If your pet has a flea issue, giving it flea pills is often a necessary set of the process to getting rid of fleas for good. Most flea pills do not kill adult fleas, but they do prevent new fleas from hatching from eggs and emerging from larvae. Some flea medications contain other drugs to protect your pet against other parasites, such as heartworms. When choosing a flea pill, it is important to select one appropriate for your pet's size and type, and some medications come in flavored varieties to make giving them to your pet easier. Talk with your veterinarian before giving your pet flea pills if it has a medical condition or has been sensitive to flea medications in the past.
Flea pills come in separate varieties for dogs and cats. While the medications contained in these pills are similar, it is important not to give a medication to a pet for which it is not intended.

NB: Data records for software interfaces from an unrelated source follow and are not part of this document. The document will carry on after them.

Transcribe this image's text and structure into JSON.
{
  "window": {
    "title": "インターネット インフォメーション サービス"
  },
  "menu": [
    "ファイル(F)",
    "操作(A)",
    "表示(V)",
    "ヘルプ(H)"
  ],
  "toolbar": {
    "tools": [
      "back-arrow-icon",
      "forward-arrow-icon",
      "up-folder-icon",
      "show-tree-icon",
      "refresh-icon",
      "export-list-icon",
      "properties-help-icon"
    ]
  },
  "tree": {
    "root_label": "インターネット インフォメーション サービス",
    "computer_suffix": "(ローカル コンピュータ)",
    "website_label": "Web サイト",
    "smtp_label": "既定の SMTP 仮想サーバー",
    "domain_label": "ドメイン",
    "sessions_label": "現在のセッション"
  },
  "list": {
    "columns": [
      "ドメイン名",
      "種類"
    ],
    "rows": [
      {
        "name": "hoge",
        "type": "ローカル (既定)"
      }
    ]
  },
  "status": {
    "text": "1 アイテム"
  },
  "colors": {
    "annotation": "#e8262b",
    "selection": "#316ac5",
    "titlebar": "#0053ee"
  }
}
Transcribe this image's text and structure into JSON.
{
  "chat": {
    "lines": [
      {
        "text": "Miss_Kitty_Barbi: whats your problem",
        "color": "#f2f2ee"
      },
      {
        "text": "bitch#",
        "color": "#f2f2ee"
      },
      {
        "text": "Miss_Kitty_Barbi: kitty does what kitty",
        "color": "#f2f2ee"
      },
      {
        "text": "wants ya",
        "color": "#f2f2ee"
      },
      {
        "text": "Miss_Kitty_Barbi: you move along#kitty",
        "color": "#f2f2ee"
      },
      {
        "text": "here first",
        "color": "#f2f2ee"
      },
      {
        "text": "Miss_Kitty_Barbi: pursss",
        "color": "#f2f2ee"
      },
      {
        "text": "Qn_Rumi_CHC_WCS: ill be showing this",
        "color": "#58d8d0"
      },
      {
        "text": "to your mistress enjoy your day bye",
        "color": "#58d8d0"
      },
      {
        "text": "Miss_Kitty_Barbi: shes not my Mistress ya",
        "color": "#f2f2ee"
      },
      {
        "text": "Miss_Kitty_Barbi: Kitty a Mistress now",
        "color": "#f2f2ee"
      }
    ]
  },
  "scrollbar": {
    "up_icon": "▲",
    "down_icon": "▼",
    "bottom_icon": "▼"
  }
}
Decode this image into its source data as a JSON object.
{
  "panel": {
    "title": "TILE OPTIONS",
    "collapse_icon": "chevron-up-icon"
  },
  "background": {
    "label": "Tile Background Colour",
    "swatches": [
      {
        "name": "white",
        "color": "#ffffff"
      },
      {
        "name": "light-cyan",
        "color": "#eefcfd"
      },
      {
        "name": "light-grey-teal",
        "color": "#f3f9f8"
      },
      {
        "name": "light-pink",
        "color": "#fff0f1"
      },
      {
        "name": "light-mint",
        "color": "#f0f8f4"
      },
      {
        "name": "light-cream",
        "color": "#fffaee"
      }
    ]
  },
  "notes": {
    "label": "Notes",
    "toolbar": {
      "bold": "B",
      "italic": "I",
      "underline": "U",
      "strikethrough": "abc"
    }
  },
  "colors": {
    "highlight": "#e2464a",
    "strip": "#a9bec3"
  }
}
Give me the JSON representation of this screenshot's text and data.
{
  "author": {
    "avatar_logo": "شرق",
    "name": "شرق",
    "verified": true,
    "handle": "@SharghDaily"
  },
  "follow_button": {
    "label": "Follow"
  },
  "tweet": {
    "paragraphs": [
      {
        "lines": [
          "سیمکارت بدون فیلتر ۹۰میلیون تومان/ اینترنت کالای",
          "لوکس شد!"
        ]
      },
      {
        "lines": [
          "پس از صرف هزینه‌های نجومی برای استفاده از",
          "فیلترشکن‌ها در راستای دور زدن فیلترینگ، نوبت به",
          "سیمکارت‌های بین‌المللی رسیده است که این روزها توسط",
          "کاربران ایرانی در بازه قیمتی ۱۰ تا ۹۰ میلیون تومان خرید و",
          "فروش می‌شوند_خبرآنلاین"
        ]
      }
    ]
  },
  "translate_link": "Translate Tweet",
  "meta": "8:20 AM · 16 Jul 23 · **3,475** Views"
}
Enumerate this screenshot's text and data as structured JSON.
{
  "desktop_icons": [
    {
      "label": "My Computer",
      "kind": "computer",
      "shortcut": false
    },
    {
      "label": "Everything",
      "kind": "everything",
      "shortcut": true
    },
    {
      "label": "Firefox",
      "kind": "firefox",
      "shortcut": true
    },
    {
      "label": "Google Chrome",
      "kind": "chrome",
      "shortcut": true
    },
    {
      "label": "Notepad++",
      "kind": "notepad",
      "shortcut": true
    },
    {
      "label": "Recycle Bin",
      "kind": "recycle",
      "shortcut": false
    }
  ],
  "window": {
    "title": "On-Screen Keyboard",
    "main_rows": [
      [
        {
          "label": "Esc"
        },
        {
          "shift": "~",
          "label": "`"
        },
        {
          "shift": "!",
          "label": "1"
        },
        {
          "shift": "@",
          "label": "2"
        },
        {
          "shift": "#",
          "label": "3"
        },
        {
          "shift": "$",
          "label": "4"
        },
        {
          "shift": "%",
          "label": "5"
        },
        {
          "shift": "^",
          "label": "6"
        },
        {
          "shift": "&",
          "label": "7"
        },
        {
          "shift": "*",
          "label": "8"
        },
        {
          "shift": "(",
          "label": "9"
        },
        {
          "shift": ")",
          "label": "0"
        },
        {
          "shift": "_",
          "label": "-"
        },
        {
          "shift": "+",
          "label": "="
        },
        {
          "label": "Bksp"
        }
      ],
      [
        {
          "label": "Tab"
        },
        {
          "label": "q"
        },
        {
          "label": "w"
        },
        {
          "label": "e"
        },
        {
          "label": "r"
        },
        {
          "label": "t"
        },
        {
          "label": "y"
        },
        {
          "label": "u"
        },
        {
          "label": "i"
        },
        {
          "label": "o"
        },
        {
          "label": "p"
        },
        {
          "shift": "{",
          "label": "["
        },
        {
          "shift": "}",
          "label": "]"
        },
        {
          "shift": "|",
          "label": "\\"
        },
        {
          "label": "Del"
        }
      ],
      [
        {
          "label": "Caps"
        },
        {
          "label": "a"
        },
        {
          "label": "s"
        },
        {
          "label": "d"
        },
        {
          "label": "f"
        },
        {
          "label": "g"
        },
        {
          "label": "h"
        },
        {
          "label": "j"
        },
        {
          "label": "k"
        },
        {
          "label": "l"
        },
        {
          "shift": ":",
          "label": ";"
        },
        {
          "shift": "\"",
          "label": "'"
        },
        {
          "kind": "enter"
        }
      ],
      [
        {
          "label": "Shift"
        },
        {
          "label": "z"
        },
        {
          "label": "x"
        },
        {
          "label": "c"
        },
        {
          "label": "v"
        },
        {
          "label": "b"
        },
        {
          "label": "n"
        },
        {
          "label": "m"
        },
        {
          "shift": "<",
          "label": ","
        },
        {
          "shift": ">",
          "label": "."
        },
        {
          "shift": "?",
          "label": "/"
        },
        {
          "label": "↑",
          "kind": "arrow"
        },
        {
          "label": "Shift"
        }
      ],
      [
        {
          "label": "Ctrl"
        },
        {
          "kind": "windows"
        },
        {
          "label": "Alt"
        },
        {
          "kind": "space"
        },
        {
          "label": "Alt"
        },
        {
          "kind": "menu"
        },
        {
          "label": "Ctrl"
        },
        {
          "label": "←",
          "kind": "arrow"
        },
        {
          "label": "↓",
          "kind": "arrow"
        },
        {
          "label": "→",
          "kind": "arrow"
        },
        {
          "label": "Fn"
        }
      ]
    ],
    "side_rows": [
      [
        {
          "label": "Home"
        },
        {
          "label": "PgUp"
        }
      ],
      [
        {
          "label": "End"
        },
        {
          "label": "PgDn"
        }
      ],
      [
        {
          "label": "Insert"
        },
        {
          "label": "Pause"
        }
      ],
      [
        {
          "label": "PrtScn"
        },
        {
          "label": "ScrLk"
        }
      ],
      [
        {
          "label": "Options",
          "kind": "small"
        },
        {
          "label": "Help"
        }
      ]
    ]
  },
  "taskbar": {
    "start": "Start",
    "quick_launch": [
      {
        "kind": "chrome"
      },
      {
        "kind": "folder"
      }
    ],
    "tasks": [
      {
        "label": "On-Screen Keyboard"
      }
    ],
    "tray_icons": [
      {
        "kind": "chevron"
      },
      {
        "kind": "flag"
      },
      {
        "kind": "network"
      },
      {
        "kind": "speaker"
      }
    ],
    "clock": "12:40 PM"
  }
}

If you have both dogs and cats, you should purchase different flea pills for each. The pills also come in different strengths for your pet's weight. If you are unsure which strength to purchase, check with your veterinarian or weigh your pet yourself.
Oral flea medications are typically given once a month to help break the life cycle of existing fleas and prevent new flea problems from occurring. Some animals reject pills, so choosing a medication with a food flavoring, such as beef or fish, may make it easier to get your pet to swallow them. Flea pills that contain heartworm control medication are excellent choices because they prevent you from having to give your pet two pills each month.
Some flea pills only prevent new fleas from hatching, and do not kill adult fleas. These medications provide a good alternative if you have difficulty applying topical flea medications or if you have young children or other pets that could be exposed to a topical product. Checking the instructions on pills that kill adult fleas is important, as some are given once per month and others are given as needed to quickly kill existing fleas.
Pets can have adverse reactions to the chemicals and medications found in some flea pills. If your pet seems lethargic, salivates excessively, has difficulty breathing, vomits, or does not eat, see an emergency veterinarian as soon as possible. While most allergies and negative reactions to flea medications can be handled appropriately by a veterinarian, some can be life-threatening if prompt care is not given.